Listed entries |
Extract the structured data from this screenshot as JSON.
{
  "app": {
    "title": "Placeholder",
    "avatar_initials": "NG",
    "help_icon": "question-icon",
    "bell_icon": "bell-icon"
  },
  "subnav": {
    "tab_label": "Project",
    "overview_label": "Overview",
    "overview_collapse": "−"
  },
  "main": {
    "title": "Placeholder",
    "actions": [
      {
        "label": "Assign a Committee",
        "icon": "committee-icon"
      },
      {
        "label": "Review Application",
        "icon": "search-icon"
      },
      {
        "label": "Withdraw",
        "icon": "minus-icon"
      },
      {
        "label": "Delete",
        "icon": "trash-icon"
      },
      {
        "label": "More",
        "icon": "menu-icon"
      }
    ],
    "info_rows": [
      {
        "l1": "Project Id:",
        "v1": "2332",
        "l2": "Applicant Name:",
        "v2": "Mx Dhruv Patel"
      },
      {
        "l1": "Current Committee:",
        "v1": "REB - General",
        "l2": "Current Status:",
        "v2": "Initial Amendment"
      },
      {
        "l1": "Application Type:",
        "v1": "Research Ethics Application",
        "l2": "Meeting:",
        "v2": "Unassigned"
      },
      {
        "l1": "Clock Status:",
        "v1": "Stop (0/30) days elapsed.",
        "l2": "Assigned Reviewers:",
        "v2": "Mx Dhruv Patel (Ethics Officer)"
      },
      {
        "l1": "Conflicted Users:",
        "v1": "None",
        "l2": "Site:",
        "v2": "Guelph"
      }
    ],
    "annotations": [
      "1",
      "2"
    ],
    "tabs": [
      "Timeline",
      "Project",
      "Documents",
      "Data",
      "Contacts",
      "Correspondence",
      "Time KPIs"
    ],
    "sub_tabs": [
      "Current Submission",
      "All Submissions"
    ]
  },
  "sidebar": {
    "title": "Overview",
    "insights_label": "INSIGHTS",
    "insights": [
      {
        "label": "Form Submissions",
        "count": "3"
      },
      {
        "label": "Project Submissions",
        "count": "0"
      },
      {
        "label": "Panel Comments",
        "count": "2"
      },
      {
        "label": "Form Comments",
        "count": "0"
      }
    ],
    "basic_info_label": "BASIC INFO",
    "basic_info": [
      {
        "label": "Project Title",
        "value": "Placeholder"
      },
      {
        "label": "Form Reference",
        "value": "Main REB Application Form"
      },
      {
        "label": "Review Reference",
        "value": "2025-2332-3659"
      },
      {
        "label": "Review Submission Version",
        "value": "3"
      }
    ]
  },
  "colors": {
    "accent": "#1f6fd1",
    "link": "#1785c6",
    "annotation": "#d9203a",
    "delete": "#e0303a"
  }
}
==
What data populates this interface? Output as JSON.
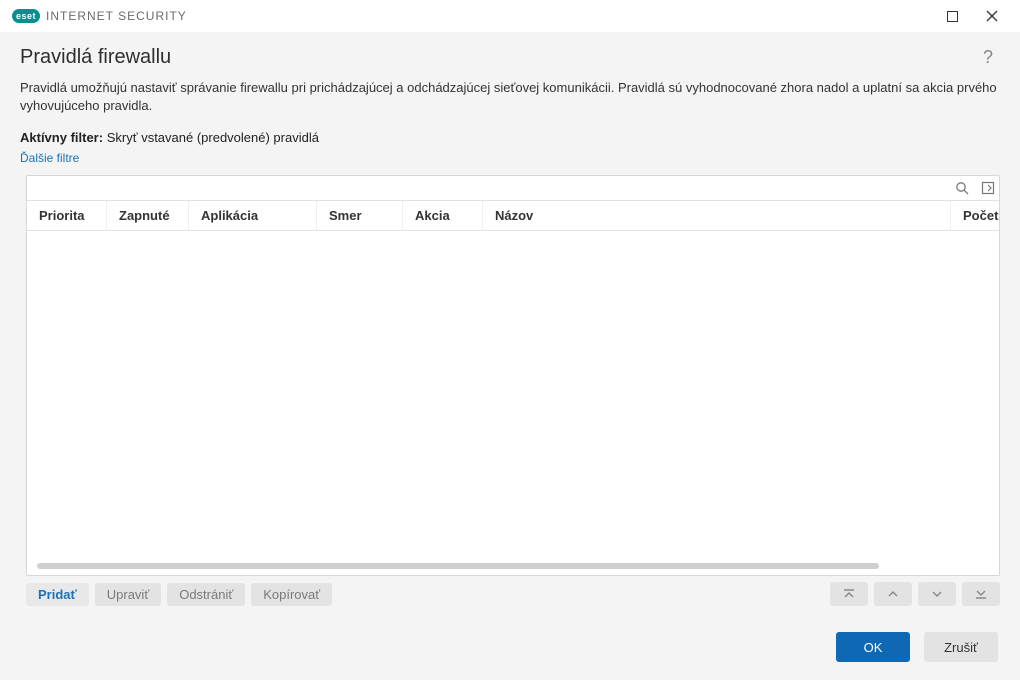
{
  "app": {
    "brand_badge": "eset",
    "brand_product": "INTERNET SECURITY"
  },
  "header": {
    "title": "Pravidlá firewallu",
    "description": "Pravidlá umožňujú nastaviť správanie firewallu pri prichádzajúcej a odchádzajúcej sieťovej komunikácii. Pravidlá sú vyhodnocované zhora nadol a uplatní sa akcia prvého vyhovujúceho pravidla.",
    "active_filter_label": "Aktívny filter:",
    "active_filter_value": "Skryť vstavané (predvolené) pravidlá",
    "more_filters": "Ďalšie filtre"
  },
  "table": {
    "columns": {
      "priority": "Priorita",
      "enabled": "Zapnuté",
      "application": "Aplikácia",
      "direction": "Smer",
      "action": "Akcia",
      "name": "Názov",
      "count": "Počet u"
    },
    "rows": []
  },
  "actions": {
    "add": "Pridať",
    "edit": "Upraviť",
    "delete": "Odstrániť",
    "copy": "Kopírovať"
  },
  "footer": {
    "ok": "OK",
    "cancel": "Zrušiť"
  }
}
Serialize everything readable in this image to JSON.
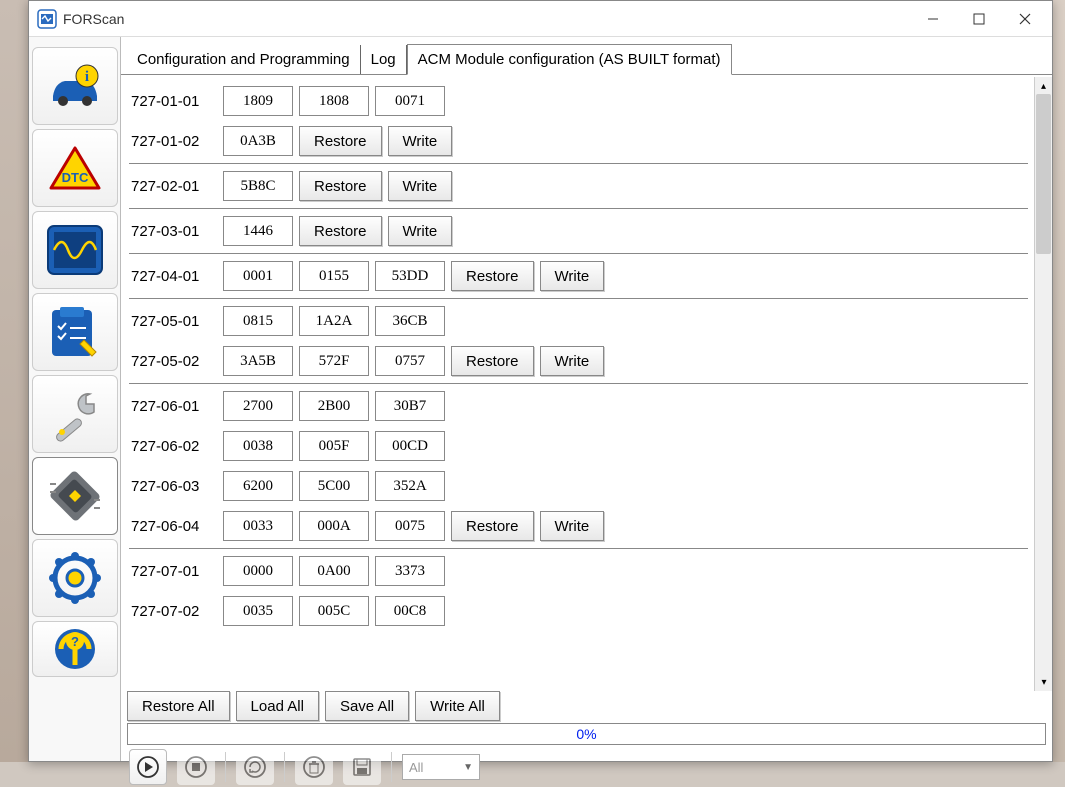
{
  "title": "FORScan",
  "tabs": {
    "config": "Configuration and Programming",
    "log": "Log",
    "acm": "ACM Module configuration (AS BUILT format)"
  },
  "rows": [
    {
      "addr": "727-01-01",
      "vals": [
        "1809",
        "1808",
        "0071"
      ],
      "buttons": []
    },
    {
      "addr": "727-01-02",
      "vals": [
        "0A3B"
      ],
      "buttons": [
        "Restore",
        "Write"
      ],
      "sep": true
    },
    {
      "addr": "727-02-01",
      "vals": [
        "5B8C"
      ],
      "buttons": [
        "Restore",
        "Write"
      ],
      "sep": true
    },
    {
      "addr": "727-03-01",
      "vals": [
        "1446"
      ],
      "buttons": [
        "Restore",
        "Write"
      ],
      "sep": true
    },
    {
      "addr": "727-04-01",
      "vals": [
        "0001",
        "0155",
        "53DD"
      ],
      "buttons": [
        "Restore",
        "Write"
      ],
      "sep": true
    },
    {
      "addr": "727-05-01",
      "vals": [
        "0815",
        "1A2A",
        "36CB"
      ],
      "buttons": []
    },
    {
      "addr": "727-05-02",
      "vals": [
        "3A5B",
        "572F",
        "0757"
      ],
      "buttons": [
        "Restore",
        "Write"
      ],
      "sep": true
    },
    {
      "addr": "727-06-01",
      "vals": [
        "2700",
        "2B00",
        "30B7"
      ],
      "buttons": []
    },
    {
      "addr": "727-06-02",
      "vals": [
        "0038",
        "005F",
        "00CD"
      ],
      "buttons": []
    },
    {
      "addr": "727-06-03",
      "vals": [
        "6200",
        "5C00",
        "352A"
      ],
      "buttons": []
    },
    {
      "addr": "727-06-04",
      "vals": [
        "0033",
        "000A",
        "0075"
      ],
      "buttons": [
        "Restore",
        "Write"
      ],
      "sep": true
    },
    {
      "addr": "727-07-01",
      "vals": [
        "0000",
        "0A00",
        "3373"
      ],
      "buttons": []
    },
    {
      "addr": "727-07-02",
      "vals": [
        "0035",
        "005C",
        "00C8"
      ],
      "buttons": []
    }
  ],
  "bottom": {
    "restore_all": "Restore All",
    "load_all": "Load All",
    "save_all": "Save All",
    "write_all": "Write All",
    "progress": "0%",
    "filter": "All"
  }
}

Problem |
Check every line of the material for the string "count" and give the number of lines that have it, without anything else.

Response area |
5